Provided material:
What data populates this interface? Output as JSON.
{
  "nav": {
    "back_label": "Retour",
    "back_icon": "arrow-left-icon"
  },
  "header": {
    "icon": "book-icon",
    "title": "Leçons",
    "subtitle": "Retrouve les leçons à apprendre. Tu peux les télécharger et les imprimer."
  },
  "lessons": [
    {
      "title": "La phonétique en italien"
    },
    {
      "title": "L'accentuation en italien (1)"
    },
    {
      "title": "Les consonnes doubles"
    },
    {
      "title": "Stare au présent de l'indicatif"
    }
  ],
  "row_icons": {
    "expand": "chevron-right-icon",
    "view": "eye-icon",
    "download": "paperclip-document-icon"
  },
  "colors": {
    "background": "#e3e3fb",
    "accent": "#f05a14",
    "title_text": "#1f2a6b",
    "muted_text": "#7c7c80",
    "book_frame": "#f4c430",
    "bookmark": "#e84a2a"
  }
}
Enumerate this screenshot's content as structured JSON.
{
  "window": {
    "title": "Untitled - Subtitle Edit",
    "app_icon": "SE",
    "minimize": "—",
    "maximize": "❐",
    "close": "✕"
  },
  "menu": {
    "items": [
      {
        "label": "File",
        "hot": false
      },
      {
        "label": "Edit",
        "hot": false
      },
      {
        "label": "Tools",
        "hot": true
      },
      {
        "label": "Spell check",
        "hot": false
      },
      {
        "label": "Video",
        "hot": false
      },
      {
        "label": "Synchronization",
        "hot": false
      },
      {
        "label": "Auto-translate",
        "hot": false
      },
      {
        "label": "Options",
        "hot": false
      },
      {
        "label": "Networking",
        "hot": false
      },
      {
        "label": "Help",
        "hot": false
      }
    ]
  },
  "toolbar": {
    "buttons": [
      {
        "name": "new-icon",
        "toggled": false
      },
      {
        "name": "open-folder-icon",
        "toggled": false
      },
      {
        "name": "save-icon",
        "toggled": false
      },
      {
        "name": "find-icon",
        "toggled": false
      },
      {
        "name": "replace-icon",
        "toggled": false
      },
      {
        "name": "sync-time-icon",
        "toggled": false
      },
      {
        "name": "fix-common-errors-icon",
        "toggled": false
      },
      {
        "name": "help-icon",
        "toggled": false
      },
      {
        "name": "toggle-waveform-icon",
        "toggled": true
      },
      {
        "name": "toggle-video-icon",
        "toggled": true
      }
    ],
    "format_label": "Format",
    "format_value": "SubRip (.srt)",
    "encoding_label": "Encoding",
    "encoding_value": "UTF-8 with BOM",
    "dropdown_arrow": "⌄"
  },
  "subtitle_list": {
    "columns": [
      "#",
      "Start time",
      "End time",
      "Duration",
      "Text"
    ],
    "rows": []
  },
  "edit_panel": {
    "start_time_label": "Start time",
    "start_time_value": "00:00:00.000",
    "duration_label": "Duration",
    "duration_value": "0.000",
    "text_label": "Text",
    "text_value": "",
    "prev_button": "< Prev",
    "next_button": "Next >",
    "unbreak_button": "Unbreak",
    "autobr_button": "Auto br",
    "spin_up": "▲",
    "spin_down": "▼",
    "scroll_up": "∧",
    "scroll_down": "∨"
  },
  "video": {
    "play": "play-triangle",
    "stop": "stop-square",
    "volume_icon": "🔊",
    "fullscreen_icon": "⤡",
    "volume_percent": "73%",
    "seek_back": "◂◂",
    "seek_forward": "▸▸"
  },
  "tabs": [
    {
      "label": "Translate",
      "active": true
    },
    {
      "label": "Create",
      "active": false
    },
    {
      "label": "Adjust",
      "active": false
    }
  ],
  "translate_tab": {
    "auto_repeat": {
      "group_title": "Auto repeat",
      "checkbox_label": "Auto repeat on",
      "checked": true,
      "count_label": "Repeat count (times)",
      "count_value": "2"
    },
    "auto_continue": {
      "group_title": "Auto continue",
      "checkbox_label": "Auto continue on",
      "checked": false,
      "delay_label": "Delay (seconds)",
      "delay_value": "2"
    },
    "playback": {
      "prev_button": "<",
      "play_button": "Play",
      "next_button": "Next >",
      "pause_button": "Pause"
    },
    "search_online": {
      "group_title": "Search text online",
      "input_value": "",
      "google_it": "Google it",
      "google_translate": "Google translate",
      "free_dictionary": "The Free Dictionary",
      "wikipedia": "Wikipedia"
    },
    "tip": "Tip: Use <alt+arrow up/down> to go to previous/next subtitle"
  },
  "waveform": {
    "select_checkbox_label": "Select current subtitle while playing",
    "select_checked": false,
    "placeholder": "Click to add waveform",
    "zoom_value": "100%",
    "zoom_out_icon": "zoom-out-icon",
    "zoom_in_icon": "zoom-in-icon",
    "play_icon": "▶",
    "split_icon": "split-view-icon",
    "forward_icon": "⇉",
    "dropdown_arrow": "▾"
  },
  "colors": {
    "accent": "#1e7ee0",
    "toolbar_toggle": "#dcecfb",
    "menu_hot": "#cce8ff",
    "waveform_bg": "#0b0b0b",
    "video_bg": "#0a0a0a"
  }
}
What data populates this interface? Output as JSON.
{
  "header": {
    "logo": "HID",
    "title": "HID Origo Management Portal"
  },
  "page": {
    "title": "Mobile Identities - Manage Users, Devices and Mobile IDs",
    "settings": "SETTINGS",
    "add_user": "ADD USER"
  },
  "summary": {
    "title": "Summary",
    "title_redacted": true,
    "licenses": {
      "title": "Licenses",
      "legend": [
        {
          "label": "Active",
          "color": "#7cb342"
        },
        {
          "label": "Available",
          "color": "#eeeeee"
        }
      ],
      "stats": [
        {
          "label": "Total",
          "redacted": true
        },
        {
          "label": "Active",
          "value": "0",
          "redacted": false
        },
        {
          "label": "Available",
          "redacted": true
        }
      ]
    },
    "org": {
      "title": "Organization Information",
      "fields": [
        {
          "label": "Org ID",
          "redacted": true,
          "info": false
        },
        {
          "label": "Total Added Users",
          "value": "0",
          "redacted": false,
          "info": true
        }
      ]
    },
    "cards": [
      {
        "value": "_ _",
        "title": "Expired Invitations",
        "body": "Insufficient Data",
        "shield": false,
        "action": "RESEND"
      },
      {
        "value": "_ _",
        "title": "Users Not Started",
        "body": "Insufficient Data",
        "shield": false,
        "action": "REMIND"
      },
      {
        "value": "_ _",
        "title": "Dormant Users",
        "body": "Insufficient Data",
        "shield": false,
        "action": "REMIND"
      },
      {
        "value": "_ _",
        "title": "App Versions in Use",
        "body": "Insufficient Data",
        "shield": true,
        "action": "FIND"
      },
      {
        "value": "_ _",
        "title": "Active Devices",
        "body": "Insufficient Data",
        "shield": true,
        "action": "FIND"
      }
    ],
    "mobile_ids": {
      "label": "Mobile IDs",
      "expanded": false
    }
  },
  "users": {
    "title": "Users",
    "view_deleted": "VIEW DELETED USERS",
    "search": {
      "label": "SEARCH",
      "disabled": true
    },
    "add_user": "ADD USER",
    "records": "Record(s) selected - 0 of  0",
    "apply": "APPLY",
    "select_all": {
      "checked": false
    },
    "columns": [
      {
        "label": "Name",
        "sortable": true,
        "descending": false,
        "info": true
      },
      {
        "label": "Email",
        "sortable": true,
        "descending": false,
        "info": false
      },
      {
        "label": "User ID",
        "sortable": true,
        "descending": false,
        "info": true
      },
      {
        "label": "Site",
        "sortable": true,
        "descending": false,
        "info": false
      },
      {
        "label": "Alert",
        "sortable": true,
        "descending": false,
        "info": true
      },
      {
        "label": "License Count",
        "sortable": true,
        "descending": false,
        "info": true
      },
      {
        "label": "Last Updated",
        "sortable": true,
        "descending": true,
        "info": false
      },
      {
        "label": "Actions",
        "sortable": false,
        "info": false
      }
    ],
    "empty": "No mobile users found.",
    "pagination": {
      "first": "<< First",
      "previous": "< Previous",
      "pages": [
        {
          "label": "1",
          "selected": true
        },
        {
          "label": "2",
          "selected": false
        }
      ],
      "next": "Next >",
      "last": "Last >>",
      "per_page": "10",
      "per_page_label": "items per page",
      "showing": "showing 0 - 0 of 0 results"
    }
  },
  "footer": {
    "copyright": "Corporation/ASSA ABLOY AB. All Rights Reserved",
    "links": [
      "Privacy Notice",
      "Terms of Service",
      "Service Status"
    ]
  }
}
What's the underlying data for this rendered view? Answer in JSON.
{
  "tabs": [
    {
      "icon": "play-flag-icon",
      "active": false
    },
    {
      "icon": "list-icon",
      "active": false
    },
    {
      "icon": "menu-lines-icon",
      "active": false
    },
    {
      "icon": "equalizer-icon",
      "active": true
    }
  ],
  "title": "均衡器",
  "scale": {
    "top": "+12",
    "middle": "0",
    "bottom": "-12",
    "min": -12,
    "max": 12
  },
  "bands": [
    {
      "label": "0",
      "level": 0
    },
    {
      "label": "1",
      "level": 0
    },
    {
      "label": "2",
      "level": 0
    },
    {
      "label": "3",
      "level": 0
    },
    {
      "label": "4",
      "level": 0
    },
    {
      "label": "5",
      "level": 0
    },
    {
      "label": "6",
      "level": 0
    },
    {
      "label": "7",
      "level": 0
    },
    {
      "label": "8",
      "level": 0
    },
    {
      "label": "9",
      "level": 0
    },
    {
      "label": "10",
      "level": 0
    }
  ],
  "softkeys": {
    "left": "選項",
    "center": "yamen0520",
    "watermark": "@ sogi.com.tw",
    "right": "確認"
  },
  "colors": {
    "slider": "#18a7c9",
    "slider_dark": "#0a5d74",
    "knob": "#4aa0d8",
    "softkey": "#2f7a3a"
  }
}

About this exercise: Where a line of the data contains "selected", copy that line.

Result of this exercise:
    "records": "Record(s) selected - 0 of  0",
          "selected": true
          "selected": false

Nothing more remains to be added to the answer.